Psychological factors are responsible for about 10%-20% of all cases of erectile dysfunction, or ED. It is often a secondary reaction to an underlying physical cause. In some cases, the psychological effects of ED may stem from childhood abuse or sexual trauma. However, the most common psychological causes of ED include:
Stress: Stress can be job-related, money-related, or the result of marital problems, among other factors.
Anxiety: Once a man experiences ED, he may become overly worried that the problem will happen again. This can lead to "performance anxiety," or a fear of sexual failure, and consistently lead to ED.
Guilt: A man may feel guilty that he is not satisfying his partner.
Depression: A common cause of ED, depression affects a person physically and psychologically. Depression can cause ED even when a man is completely comfortable in sexual situations. Drugs used to treat depression may also cause ED.
Low self-esteem: This can be due to prior episodes of ED (thus a feeling of inadequacy) or can be the result of other issues unrelated to sexual performance.
Indifference: This may come as a result of age and a subsequent loss of interest in sex, be the result of medications or stemming from problems in a couple's relationship.
All men at one time or another will experience ED. Only if the problem becomes persistent -- occurs more than half the time -- or becomes a source of distress for you or your partner should you be concerned and consider seeking medical advice and treatment.

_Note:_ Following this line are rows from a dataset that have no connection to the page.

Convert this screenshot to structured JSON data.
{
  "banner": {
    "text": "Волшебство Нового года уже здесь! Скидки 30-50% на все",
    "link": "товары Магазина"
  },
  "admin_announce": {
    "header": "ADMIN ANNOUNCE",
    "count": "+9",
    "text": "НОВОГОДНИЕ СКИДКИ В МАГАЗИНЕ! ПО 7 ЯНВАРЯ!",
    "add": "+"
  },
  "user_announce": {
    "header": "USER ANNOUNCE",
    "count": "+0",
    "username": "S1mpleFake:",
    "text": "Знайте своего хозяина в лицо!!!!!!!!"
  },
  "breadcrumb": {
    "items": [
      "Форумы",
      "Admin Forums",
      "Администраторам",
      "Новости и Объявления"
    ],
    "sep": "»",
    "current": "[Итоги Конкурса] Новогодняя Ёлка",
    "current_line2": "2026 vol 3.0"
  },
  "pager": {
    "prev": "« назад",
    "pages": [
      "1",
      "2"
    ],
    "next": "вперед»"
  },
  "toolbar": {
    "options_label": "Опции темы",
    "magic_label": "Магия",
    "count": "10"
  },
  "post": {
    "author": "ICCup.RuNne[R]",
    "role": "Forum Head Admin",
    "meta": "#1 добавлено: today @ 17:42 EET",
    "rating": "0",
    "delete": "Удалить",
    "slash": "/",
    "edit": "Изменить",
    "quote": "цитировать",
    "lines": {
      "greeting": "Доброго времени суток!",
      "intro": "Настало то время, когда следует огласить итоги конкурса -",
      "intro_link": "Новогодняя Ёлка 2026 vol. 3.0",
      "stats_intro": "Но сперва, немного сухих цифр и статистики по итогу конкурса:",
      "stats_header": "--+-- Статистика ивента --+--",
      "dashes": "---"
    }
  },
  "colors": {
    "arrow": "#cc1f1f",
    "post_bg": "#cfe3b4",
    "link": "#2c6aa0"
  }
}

For men whose erectile dysfunction is caused by psychological problems, therapy may be needed.